The US Dollar pushed higher overnight, although not driven by the usual correlation with bond yields. The US 10 year is now down to 2.86% from its high at 2.95% less than a week ago, which caused the recent severe stock market sell-off. This move is now reversing with bond yields running out of steam and the stock market taking back most of its losses. We have seen flows back into the USD as confidence returns in equity markets.
Mario Draghi spoke last night with no real direction given on EU policy changes, however, he did claim there are no currency wars at play, after Mnuchin’s comments some weeks ago talking down the Dollar. We will see if this holds true if the Euro continues to push higher after the consolidation at 1.23 we are seeing. a push to new highs above 1.25 will become increasingly uncomfortable for Draghi and put the EU’s recovery at risk. In other European news, we heard comments on tax reform plans to introduce a tax on companies where the customer is based, rather than where the company is registered. This is one of the first major attempts we have seen from European lawmakers against the likes of Google and Facebook who enjoy the lucrative markets of Europe but move profits to the likes of Luxembourg and Northern Ireland for their low company tax rates. The Euro found some weakness off the back of these comments.
After a week of positive Brexit news last week we saw some negative news headlines after Jeremy Corbyn announced he is trying to gather support to take on Teresa May and change the direction of Brexit negotiations. We saw a sharp sell-off in the Sterling of 120 points, however not an unusual move for the cable.
Looking forward we have a raft of CPI data due around the globe. Japan kicks things off, expecting 0.6% after an uncharacteristic beat last month. Next, we have German and Spanish CPI data in the European session which will be overshadowed later by US Durable Goods Orders. We are expecting a read of 0.4%, and any surprise will affect inflation expectations which will drive bond yields and in turn the direction of US stock markets in the coming session. The market is less focused on the Feds tightening course as this year’s hikes are more or less priced in. All eyes are on inflation after some strong numbers of late.

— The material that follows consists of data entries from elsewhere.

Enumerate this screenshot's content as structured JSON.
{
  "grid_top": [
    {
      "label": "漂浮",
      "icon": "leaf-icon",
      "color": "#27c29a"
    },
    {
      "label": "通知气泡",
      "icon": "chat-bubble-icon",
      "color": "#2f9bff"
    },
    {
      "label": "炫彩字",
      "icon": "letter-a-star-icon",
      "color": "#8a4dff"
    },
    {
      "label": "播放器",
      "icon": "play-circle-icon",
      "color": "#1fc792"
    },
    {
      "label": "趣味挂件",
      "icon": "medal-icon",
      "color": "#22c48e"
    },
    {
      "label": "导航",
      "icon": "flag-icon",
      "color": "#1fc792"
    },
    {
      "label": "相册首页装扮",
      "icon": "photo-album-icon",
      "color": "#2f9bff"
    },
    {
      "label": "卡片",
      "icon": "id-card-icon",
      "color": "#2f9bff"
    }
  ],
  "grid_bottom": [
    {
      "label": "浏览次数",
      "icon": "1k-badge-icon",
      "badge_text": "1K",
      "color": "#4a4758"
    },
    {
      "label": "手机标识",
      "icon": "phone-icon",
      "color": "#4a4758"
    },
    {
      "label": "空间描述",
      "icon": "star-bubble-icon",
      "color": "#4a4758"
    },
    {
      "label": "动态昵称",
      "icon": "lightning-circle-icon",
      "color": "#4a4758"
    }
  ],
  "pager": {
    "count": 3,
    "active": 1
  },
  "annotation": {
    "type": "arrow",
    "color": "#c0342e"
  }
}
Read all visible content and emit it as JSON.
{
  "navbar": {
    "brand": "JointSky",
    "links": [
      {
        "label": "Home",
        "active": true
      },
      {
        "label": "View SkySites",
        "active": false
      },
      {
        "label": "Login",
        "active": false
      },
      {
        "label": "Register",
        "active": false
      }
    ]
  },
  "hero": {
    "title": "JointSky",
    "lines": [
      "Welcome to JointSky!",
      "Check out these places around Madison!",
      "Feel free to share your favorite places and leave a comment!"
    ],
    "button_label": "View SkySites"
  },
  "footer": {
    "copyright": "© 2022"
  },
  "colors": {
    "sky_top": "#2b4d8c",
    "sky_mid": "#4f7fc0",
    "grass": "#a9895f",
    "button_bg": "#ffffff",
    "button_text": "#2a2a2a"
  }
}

New Fed Chair, Jerome Powell testifies in Washington for the first time tonight, however, do not be sucked into expecting surprise headlines from this talk as his speech was released to the market last week.
Traders will be keeping a keen eye on the Kiwi as the flightless bird has brushed up against a fairly well-established trendline support level several times in recent days. with no Kiwi data on the immediate horizon, traders will be looking for strong US data for a break of this key level to the downside.